▶ **Exercise data**:
▼▼▼

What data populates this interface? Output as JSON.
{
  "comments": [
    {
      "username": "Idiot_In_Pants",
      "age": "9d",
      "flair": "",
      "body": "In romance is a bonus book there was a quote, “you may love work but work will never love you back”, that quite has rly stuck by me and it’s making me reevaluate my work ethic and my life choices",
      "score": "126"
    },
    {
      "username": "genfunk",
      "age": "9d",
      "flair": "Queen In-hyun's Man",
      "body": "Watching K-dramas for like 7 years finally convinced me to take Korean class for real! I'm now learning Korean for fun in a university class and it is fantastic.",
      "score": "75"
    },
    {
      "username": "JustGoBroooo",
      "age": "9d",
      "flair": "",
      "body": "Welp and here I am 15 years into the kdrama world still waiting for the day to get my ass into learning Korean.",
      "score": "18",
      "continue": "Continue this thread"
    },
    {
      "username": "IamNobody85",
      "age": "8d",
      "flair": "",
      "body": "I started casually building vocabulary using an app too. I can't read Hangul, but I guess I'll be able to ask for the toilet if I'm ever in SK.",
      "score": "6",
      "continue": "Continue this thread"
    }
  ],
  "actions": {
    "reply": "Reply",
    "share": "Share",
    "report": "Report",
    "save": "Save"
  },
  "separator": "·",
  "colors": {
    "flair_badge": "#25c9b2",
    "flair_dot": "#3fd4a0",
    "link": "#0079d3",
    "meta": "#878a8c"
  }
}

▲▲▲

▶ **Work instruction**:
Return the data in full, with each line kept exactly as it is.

▶ **Task result**:
What data populates this interface? Output as JSON.
{
  "comments": [
    {
      "username": "Idiot_In_Pants",
      "age": "9d",
      "flair": "",
      "body": "In romance is a bonus book there was a quote, “you may love work but work will never love you back”, that quite has rly stuck by me and it’s making me reevaluate my work ethic and my life choices",
      "score": "126"
    },
    {
      "username": "genfunk",
      "age": "9d",
      "flair": "Queen In-hyun's Man",
      "body": "Watching K-dramas for like 7 years finally convinced me to take Korean class for real! I'm now learning Korean for fun in a university class and it is fantastic.",
      "score": "75"
    },
    {
      "username": "JustGoBroooo",
      "age": "9d",
      "flair": "",
      "body": "Welp and here I am 15 years into the kdrama world still waiting for the day to get my ass into learning Korean.",
      "score": "18",
      "continue": "Continue this thread"
    },
    {
      "username": "IamNobody85",
      "age": "8d",
      "flair": "",
      "body": "I started casually building vocabulary using an app too. I can't read Hangul, but I guess I'll be able to ask for the toilet if I'm ever in SK.",
      "score": "6",
      "continue": "Continue this thread"
    }
  ],
  "actions": {
    "reply": "Reply",
    "share": "Share",
    "report": "Report",
    "save": "Save"
  },
  "separator": "·",
  "colors": {
    "flair_badge": "#25c9b2",
    "flair_dot": "#3fd4a0",
    "link": "#0079d3",
    "meta": "#878a8c"
  }
}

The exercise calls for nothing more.